'''
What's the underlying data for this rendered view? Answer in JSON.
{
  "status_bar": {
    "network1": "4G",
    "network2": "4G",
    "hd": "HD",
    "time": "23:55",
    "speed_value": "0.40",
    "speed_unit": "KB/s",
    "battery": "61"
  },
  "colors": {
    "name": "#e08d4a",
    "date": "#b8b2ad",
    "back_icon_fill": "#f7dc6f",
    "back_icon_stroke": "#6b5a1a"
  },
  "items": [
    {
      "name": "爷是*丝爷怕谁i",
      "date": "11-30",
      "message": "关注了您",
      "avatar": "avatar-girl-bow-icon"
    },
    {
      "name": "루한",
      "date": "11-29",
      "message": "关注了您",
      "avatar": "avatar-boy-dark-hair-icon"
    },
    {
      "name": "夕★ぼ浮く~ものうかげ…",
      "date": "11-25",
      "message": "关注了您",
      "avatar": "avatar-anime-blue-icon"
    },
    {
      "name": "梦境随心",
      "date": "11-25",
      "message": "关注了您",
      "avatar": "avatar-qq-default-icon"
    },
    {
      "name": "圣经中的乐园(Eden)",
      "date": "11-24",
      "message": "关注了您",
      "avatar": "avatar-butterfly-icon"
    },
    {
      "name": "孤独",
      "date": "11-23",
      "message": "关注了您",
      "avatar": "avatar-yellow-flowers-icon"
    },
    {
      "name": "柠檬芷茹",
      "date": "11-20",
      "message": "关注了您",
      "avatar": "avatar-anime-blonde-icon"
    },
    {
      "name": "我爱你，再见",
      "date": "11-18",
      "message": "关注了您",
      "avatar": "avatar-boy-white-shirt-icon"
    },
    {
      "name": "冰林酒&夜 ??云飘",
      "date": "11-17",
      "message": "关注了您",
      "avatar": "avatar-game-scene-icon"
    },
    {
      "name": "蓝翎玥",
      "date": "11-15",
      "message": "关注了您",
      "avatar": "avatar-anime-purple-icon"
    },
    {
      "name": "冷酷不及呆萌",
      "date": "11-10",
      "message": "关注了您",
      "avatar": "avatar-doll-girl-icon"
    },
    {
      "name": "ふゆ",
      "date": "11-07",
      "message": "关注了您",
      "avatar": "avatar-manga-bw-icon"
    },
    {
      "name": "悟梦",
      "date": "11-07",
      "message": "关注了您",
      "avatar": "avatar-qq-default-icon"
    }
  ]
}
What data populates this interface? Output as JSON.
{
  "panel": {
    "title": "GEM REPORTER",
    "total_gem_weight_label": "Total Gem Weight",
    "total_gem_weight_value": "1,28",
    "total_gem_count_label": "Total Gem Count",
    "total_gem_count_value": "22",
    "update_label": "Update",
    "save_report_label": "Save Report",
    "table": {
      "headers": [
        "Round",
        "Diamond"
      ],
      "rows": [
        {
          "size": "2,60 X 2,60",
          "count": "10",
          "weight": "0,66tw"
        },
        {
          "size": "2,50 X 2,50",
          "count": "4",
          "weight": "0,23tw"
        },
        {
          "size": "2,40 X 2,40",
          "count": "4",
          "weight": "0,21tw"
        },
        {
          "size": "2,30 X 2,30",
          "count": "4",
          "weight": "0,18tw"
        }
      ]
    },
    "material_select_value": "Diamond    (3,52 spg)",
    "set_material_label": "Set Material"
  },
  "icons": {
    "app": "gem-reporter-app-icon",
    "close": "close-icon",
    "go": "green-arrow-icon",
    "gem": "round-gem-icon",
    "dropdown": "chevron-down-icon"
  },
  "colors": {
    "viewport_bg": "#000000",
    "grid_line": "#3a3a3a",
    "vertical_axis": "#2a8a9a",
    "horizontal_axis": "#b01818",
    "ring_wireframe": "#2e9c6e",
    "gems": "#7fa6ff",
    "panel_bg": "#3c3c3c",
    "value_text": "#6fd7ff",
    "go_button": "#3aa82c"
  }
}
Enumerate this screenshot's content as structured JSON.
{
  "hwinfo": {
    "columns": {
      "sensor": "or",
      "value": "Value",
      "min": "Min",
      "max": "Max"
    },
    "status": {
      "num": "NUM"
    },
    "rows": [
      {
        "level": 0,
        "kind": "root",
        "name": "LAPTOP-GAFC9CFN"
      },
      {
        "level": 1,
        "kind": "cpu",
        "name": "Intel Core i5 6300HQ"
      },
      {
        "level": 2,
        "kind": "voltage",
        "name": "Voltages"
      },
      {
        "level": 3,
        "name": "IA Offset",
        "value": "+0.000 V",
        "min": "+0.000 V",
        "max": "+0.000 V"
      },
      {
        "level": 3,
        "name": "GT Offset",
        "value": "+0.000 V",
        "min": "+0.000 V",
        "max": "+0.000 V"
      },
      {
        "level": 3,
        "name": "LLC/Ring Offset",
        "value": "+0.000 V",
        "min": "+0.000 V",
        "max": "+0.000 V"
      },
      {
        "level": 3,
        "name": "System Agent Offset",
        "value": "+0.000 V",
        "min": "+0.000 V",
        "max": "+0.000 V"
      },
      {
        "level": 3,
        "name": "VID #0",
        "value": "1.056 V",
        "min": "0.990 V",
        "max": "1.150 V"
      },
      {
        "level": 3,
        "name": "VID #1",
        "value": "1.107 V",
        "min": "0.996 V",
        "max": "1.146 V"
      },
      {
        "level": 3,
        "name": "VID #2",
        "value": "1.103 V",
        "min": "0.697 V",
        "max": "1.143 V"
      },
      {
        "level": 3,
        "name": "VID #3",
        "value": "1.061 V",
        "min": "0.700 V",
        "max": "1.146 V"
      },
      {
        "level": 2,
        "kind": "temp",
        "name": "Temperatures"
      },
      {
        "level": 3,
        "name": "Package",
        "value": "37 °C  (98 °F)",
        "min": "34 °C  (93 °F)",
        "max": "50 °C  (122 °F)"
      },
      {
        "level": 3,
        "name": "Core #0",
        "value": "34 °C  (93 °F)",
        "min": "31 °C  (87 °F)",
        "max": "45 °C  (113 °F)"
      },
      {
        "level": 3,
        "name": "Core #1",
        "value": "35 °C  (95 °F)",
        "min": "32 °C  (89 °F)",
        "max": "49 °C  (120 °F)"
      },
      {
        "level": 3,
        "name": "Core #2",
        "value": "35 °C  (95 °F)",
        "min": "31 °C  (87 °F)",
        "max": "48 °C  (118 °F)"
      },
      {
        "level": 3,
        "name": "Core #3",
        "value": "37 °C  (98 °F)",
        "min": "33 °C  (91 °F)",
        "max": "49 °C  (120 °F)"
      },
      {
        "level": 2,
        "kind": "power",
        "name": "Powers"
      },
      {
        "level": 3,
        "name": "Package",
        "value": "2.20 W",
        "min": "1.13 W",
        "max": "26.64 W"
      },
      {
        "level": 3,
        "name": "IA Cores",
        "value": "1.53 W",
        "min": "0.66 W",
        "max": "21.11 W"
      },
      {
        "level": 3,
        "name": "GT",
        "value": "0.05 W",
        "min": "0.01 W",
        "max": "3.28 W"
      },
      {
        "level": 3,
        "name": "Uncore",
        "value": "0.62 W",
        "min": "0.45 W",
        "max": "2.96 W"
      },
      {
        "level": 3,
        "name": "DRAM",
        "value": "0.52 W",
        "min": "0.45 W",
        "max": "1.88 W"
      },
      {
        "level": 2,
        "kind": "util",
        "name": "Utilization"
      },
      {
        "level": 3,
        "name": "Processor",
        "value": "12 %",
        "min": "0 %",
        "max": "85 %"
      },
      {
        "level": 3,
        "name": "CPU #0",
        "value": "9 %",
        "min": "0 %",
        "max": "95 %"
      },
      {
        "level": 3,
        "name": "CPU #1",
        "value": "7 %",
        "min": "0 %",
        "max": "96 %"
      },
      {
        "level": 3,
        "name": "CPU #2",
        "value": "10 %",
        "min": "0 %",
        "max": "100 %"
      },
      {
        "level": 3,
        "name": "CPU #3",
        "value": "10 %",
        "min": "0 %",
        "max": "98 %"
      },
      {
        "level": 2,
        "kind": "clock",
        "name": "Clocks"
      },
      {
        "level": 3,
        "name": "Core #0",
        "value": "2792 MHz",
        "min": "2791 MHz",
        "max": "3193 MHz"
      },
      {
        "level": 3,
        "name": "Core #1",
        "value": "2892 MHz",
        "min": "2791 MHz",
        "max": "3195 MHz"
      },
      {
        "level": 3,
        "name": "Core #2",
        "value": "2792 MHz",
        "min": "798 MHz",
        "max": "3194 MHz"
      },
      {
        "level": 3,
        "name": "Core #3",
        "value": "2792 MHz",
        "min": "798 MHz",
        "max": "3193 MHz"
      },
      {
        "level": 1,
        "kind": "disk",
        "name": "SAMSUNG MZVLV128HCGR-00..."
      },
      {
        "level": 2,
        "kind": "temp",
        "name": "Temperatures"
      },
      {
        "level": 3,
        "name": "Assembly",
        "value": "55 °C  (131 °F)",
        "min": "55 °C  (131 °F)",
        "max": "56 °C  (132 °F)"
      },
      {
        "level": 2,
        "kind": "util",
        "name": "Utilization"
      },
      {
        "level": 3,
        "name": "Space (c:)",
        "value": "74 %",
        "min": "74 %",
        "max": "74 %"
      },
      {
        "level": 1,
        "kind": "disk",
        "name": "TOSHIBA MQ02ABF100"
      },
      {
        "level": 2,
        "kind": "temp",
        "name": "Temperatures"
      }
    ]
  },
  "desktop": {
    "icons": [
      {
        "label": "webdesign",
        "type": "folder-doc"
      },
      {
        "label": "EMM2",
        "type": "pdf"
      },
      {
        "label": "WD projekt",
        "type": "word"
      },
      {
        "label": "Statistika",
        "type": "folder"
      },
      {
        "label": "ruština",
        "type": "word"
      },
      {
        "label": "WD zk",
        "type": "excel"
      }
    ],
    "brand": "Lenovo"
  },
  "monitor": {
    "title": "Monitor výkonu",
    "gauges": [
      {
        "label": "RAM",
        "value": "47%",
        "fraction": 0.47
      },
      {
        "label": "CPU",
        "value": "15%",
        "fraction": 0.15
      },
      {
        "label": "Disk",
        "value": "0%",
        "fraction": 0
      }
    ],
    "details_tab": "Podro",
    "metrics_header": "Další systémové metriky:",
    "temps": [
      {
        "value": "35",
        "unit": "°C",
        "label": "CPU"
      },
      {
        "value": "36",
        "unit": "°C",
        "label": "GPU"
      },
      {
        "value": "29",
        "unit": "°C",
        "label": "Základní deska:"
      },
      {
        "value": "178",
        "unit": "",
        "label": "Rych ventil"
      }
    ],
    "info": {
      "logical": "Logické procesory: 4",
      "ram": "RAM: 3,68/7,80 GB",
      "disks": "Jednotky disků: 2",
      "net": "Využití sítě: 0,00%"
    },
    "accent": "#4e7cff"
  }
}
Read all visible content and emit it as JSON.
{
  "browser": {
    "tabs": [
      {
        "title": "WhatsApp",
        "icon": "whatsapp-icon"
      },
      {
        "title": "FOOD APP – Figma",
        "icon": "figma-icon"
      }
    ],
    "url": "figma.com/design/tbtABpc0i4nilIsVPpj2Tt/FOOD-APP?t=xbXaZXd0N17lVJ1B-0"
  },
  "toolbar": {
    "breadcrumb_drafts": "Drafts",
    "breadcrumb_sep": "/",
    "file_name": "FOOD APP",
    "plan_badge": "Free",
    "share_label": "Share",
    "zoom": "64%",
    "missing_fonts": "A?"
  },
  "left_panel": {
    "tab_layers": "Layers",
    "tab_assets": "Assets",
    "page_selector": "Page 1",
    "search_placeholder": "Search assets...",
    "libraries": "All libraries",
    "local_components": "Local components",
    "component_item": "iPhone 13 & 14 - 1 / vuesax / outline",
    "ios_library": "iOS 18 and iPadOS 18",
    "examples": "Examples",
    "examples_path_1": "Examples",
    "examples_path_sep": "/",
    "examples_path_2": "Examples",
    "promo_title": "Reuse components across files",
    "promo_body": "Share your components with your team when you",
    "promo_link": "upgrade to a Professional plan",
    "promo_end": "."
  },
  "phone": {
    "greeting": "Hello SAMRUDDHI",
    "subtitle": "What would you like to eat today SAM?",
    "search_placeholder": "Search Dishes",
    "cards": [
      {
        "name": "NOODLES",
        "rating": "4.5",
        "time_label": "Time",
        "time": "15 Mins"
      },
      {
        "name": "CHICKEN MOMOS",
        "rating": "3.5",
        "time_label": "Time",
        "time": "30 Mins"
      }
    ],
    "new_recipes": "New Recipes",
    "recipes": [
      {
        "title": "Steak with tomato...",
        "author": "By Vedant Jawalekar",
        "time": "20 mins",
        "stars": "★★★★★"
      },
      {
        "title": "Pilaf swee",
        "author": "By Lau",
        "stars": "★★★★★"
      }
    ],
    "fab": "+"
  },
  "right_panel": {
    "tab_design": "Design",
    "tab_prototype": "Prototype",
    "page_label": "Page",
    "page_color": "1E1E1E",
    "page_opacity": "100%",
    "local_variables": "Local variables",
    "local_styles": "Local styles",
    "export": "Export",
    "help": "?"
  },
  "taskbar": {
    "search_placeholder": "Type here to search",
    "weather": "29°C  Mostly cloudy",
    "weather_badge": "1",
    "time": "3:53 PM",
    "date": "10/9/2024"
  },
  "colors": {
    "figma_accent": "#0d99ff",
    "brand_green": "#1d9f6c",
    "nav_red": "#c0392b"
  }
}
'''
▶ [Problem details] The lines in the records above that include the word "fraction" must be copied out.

▶ [Answer area]
        "fraction": 0.47
        "fraction": 0.15
        "fraction": 0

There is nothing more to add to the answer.